== Segment start ==

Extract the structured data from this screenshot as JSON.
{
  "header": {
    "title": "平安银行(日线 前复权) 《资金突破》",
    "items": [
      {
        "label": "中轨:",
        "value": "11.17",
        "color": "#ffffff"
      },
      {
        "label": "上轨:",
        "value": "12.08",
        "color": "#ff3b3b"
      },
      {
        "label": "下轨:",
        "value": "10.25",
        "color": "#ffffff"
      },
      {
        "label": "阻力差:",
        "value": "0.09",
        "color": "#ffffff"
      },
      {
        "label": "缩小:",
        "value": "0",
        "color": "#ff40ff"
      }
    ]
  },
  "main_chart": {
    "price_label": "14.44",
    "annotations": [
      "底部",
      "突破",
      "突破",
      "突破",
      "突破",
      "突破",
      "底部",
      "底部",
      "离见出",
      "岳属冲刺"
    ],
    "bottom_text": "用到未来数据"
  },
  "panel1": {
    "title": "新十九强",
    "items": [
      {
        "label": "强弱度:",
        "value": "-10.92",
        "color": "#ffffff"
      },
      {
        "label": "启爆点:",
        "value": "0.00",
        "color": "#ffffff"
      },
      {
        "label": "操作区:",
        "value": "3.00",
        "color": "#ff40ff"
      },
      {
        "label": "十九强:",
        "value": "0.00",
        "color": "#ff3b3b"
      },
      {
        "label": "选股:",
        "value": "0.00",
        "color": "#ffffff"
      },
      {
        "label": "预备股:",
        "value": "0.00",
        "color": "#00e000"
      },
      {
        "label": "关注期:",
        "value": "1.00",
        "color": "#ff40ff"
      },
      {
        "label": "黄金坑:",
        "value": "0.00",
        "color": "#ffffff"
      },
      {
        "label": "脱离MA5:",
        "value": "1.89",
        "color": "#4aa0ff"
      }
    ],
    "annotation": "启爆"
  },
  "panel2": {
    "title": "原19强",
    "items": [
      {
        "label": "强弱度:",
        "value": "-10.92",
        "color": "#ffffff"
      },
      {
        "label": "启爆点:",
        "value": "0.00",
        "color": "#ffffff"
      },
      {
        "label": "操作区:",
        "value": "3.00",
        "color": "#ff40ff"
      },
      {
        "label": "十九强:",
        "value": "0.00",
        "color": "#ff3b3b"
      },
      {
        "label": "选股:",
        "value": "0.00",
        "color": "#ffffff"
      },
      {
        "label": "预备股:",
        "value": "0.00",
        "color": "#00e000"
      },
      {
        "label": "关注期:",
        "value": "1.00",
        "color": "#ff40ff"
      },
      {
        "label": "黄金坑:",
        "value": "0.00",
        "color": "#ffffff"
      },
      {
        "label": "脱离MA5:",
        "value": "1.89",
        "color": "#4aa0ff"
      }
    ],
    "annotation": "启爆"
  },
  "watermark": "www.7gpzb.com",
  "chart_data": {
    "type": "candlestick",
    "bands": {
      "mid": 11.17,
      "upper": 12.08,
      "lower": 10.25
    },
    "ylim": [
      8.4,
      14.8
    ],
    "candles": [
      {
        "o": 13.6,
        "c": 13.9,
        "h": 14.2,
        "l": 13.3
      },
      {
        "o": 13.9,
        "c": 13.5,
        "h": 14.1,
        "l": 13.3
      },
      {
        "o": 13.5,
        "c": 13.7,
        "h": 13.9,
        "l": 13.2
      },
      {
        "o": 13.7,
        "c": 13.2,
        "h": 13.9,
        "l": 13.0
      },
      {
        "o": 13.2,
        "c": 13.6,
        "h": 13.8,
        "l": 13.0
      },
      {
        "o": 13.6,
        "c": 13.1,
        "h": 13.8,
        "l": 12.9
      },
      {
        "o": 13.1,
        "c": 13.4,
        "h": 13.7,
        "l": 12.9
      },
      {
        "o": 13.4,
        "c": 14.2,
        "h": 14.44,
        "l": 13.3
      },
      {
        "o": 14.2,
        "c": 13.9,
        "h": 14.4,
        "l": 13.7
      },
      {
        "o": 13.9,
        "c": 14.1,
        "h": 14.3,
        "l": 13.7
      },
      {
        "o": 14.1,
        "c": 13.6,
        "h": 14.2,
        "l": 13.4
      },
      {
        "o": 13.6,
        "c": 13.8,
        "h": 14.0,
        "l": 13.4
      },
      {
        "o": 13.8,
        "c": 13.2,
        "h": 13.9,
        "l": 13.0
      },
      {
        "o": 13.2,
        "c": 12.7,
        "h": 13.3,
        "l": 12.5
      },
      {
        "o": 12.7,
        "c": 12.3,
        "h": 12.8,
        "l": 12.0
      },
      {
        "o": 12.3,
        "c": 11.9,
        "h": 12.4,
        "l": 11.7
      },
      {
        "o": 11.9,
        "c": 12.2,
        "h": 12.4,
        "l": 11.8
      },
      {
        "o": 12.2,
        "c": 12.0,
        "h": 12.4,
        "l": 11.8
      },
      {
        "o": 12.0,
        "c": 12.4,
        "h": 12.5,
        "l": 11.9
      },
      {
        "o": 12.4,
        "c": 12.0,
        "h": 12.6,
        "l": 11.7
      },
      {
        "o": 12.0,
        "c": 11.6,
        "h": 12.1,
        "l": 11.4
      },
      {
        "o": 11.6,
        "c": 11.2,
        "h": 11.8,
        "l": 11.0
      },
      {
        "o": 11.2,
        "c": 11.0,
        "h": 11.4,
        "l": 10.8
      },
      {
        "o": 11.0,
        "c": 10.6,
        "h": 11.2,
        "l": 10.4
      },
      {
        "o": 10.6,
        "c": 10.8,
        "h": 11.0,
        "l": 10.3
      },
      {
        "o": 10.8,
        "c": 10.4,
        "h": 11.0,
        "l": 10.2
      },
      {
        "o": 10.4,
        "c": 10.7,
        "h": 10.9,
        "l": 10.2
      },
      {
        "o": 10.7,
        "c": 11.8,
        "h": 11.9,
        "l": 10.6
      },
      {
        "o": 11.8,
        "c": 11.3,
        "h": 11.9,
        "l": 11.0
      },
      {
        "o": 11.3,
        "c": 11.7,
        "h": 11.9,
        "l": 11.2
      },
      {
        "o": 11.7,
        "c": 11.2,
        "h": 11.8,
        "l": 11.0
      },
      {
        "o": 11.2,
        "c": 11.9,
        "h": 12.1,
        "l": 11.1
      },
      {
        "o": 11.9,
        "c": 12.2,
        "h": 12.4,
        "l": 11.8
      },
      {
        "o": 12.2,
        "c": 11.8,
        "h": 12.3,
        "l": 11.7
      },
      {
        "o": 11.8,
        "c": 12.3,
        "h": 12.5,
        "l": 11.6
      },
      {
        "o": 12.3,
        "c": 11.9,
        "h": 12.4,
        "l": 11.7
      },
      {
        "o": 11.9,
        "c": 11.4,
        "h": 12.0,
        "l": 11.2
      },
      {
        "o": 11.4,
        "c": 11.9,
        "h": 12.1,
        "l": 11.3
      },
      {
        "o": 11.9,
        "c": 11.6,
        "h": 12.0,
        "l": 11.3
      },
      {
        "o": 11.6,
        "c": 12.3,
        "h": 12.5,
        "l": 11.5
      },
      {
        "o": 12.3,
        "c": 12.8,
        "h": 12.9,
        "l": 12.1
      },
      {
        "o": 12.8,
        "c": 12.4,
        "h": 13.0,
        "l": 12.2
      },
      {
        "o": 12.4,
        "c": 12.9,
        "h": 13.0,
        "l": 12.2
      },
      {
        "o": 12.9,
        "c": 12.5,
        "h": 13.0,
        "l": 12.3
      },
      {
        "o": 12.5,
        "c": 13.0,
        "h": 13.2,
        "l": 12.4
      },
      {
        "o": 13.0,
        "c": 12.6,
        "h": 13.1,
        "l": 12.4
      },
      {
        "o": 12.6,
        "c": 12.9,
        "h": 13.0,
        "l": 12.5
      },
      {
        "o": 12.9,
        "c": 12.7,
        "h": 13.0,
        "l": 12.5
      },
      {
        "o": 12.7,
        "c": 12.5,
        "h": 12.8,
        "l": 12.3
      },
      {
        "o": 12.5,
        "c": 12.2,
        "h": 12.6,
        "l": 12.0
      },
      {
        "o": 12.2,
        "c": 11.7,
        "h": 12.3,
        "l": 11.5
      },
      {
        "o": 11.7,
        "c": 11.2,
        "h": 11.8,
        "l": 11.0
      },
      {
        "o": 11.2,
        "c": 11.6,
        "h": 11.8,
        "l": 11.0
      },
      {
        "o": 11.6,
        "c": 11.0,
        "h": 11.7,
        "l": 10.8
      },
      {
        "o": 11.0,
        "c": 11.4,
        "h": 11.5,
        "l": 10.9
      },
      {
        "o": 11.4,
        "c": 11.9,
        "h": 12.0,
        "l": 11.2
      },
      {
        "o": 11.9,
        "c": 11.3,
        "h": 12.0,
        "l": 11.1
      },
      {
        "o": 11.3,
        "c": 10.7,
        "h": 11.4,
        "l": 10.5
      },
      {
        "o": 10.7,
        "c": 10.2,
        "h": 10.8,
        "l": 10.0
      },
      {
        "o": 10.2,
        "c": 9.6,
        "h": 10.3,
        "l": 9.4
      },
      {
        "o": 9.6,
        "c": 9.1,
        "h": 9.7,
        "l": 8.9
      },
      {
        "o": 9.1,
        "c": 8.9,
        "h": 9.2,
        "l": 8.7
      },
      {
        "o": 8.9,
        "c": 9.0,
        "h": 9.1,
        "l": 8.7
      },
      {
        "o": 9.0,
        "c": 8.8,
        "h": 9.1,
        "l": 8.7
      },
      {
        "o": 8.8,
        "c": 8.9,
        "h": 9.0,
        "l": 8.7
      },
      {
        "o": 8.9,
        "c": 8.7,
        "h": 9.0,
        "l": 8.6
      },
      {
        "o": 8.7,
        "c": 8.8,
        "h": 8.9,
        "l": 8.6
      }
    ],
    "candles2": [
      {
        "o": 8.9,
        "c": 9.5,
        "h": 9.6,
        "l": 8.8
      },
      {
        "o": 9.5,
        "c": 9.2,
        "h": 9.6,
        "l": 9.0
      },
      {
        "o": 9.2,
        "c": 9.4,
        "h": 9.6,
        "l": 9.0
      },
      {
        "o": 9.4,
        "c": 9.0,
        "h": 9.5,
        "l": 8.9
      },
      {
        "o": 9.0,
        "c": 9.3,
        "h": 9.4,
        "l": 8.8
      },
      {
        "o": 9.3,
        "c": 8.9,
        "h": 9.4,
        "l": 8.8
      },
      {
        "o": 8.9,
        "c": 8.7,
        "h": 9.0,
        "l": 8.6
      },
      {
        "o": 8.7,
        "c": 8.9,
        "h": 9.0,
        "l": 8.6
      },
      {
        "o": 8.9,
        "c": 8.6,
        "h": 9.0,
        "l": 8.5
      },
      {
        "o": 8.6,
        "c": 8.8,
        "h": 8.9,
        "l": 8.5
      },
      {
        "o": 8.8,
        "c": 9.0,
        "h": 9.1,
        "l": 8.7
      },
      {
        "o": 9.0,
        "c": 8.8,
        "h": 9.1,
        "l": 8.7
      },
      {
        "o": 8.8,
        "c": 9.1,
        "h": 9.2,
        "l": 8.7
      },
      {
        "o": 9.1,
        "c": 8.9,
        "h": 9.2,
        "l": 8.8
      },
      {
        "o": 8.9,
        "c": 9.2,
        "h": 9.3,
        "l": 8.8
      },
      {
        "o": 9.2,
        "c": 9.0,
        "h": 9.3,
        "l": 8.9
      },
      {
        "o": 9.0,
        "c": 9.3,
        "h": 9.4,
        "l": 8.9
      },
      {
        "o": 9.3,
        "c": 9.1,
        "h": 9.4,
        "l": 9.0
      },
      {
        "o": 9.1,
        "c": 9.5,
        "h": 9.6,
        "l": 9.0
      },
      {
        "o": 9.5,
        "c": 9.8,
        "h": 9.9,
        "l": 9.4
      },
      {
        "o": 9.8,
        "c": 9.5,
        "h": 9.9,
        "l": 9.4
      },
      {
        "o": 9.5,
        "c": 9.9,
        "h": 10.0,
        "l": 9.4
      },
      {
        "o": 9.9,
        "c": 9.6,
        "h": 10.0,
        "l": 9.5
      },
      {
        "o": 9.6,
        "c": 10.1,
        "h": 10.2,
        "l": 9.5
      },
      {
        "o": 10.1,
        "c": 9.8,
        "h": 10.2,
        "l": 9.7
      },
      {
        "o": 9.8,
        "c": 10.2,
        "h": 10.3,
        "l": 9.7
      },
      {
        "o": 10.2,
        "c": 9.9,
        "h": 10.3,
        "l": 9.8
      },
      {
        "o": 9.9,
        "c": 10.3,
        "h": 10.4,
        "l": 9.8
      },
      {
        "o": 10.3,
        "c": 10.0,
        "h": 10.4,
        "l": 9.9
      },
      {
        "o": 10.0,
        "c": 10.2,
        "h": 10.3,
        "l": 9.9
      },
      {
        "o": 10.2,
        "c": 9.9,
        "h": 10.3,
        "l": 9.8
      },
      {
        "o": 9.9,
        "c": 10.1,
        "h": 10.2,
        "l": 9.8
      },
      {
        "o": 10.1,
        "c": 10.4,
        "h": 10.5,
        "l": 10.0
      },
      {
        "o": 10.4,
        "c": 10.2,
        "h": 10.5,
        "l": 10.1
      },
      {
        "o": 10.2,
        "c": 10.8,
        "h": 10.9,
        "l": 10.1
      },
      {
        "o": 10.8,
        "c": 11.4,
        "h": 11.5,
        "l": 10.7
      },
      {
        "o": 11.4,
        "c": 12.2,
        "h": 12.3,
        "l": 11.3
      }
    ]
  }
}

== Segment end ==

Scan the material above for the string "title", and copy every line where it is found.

    "title": "平安银行(日线 前复权) 《资金突破》",
    "title": "新十九强",
    "title": "原19强",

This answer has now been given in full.